The car was, as Steven mentioned, Lot 1 that Wednesday and bidding was brisk to start with but ended with just two people vying for it. Richard tells me that he was very close to pulling out as he was reaching what he felt was the limit for the car – after all, outside of enthusiasts, who would want to buy a five year old (registered as a three year old) MG car?
Anyway, as luck would have it, the other bidder was having the same kind of thoughts and pulled out just before Richard who obtained the car for less than the reserve of £10,000. Richard’s confidence in the car was such that he actually drove it back on the road from Derby to his dealership in Hopton which is just outside Stafford.
How does it drive, I hear you ask?
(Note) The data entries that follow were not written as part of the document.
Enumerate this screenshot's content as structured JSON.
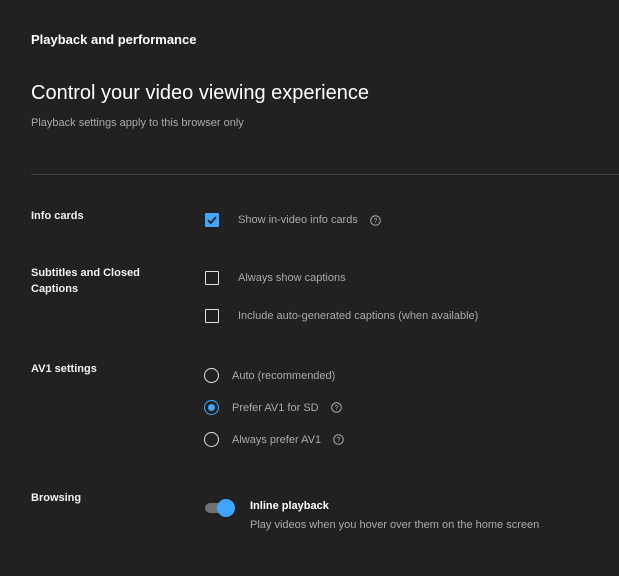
{
  "header": {
    "section_label": "Playback and performance",
    "title": "Control your video viewing experience",
    "subtitle": "Playback settings apply to this browser only"
  },
  "info_cards": {
    "label": "Info cards",
    "option": {
      "label": "Show in-video info cards",
      "checked": true,
      "help_icon": "question-circle-icon"
    }
  },
  "captions": {
    "label": "Subtitles and Closed Captions",
    "options": [
      {
        "label": "Always show captions",
        "checked": false
      },
      {
        "label": "Include auto-generated captions (when available)",
        "checked": false
      }
    ]
  },
  "av1": {
    "label": "AV1 settings",
    "options": [
      {
        "label": "Auto (recommended)",
        "selected": false
      },
      {
        "label": "Prefer AV1 for SD",
        "selected": true,
        "help_icon": "question-circle-icon"
      },
      {
        "label": "Always prefer AV1",
        "selected": false,
        "help_icon": "question-circle-icon"
      }
    ]
  },
  "browsing": {
    "label": "Browsing",
    "toggle": {
      "title": "Inline playback",
      "description": "Play videos when you hover over them on the home screen",
      "on": true
    }
  },
  "colors": {
    "background": "#212121",
    "accent": "#3ea6ff",
    "text_primary": "#f1f1f1",
    "text_secondary": "#aaaaaa"
  }
}
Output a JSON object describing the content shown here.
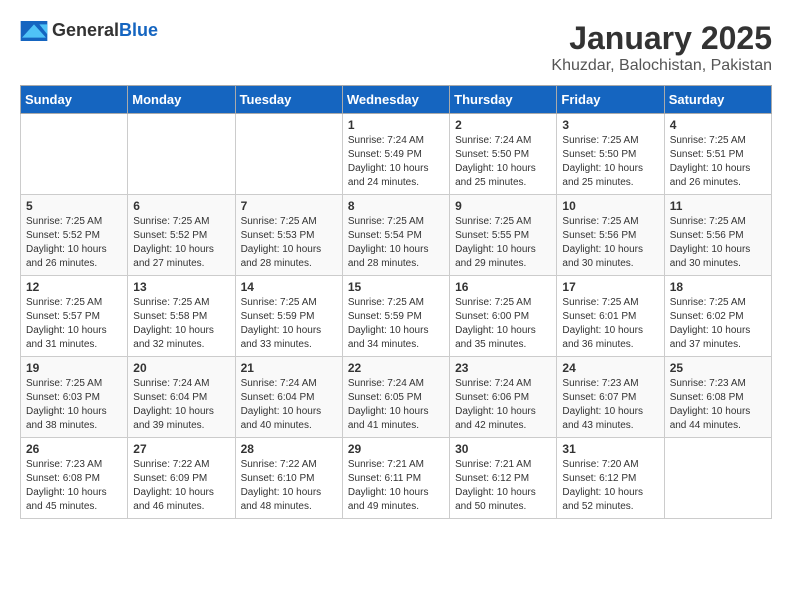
{
  "header": {
    "logo_general": "General",
    "logo_blue": "Blue",
    "title": "January 2025",
    "subtitle": "Khuzdar, Balochistan, Pakistan"
  },
  "weekdays": [
    "Sunday",
    "Monday",
    "Tuesday",
    "Wednesday",
    "Thursday",
    "Friday",
    "Saturday"
  ],
  "weeks": [
    [
      {
        "day": "",
        "info": ""
      },
      {
        "day": "",
        "info": ""
      },
      {
        "day": "",
        "info": ""
      },
      {
        "day": "1",
        "info": "Sunrise: 7:24 AM\nSunset: 5:49 PM\nDaylight: 10 hours\nand 24 minutes."
      },
      {
        "day": "2",
        "info": "Sunrise: 7:24 AM\nSunset: 5:50 PM\nDaylight: 10 hours\nand 25 minutes."
      },
      {
        "day": "3",
        "info": "Sunrise: 7:25 AM\nSunset: 5:50 PM\nDaylight: 10 hours\nand 25 minutes."
      },
      {
        "day": "4",
        "info": "Sunrise: 7:25 AM\nSunset: 5:51 PM\nDaylight: 10 hours\nand 26 minutes."
      }
    ],
    [
      {
        "day": "5",
        "info": "Sunrise: 7:25 AM\nSunset: 5:52 PM\nDaylight: 10 hours\nand 26 minutes."
      },
      {
        "day": "6",
        "info": "Sunrise: 7:25 AM\nSunset: 5:52 PM\nDaylight: 10 hours\nand 27 minutes."
      },
      {
        "day": "7",
        "info": "Sunrise: 7:25 AM\nSunset: 5:53 PM\nDaylight: 10 hours\nand 28 minutes."
      },
      {
        "day": "8",
        "info": "Sunrise: 7:25 AM\nSunset: 5:54 PM\nDaylight: 10 hours\nand 28 minutes."
      },
      {
        "day": "9",
        "info": "Sunrise: 7:25 AM\nSunset: 5:55 PM\nDaylight: 10 hours\nand 29 minutes."
      },
      {
        "day": "10",
        "info": "Sunrise: 7:25 AM\nSunset: 5:56 PM\nDaylight: 10 hours\nand 30 minutes."
      },
      {
        "day": "11",
        "info": "Sunrise: 7:25 AM\nSunset: 5:56 PM\nDaylight: 10 hours\nand 30 minutes."
      }
    ],
    [
      {
        "day": "12",
        "info": "Sunrise: 7:25 AM\nSunset: 5:57 PM\nDaylight: 10 hours\nand 31 minutes."
      },
      {
        "day": "13",
        "info": "Sunrise: 7:25 AM\nSunset: 5:58 PM\nDaylight: 10 hours\nand 32 minutes."
      },
      {
        "day": "14",
        "info": "Sunrise: 7:25 AM\nSunset: 5:59 PM\nDaylight: 10 hours\nand 33 minutes."
      },
      {
        "day": "15",
        "info": "Sunrise: 7:25 AM\nSunset: 5:59 PM\nDaylight: 10 hours\nand 34 minutes."
      },
      {
        "day": "16",
        "info": "Sunrise: 7:25 AM\nSunset: 6:00 PM\nDaylight: 10 hours\nand 35 minutes."
      },
      {
        "day": "17",
        "info": "Sunrise: 7:25 AM\nSunset: 6:01 PM\nDaylight: 10 hours\nand 36 minutes."
      },
      {
        "day": "18",
        "info": "Sunrise: 7:25 AM\nSunset: 6:02 PM\nDaylight: 10 hours\nand 37 minutes."
      }
    ],
    [
      {
        "day": "19",
        "info": "Sunrise: 7:25 AM\nSunset: 6:03 PM\nDaylight: 10 hours\nand 38 minutes."
      },
      {
        "day": "20",
        "info": "Sunrise: 7:24 AM\nSunset: 6:04 PM\nDaylight: 10 hours\nand 39 minutes."
      },
      {
        "day": "21",
        "info": "Sunrise: 7:24 AM\nSunset: 6:04 PM\nDaylight: 10 hours\nand 40 minutes."
      },
      {
        "day": "22",
        "info": "Sunrise: 7:24 AM\nSunset: 6:05 PM\nDaylight: 10 hours\nand 41 minutes."
      },
      {
        "day": "23",
        "info": "Sunrise: 7:24 AM\nSunset: 6:06 PM\nDaylight: 10 hours\nand 42 minutes."
      },
      {
        "day": "24",
        "info": "Sunrise: 7:23 AM\nSunset: 6:07 PM\nDaylight: 10 hours\nand 43 minutes."
      },
      {
        "day": "25",
        "info": "Sunrise: 7:23 AM\nSunset: 6:08 PM\nDaylight: 10 hours\nand 44 minutes."
      }
    ],
    [
      {
        "day": "26",
        "info": "Sunrise: 7:23 AM\nSunset: 6:08 PM\nDaylight: 10 hours\nand 45 minutes."
      },
      {
        "day": "27",
        "info": "Sunrise: 7:22 AM\nSunset: 6:09 PM\nDaylight: 10 hours\nand 46 minutes."
      },
      {
        "day": "28",
        "info": "Sunrise: 7:22 AM\nSunset: 6:10 PM\nDaylight: 10 hours\nand 48 minutes."
      },
      {
        "day": "29",
        "info": "Sunrise: 7:21 AM\nSunset: 6:11 PM\nDaylight: 10 hours\nand 49 minutes."
      },
      {
        "day": "30",
        "info": "Sunrise: 7:21 AM\nSunset: 6:12 PM\nDaylight: 10 hours\nand 50 minutes."
      },
      {
        "day": "31",
        "info": "Sunrise: 7:20 AM\nSunset: 6:12 PM\nDaylight: 10 hours\nand 52 minutes."
      },
      {
        "day": "",
        "info": ""
      }
    ]
  ]
}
Well, the answer is just like any other ZT-T 190 – it doesn’t sound any different either, despite having a bespoke manifold and exhaust system compared to a standard car.
Richard has spent time looking into the history of this car as it is not very often now we see a low mileage, late MGR car let alone one that has bespoke fixtures and fittings. He reckons that the redesigned airbox and VW-style header tank are identical to those used on Chinese market MG7s and his research also suggests that the ECU is a Siemens product worked on by SMTC UK and will not work with any T4 software.
The keys and fobs now on the car are standard looking but, needless to say, I did not take them apart just to see the inside! Richard’s findings suggest that this car was used by NAC for development purposes and one of the perks at the time for NAC staff was that they could use, and often buy, these cars for daily use. However, once any staff members left NAC, the cars had to be sold or given back. This car, somehow, fell through the net and ended up being sold to a member of the public as a SAIC development car.
Intriguingly, in addition to the bespoke items mentioned above, there is a spare wire under the bonnet which looks like it should be plugged into something and the control box for the traction control is missing. The Traction and Cruise Control lights are on permanently when the car is being driven because neither of these systems work and it appears that a lot of the sensors are missing.
The front grille is more than just a ‘bodge up’ – that black panel is fibreglass but still rough around the edges and the badge has aged terribly. The rest of the car is pretty standard although the lack of roof bars but a ‘High-Line’ shark fin aerial will get noticed by those who know what to look out for.
The car is now provisionally sold for a ‘high end four figure sum’ to a gentleman known to Richard who is a big enthusiast of British cars generally. However, Richard doubts this car would ever be driven as a daily car – it is far too rare and bespoke for that – although he does feel that it’s not so far away from standard that it could not be ‘reverse-engineered’ if the lack of availability for a part ever forced that issue. Hopefully, it would never come to that as this is quite possibly the last of a very rare breed.
Richard is more than happy for interested persons to come and look over this MG ZT-T until he has actually sold the car and, should it become available, those who want a slice of MG history should consider very carefully whether they want a boring ISA to sink their retirement money into or this…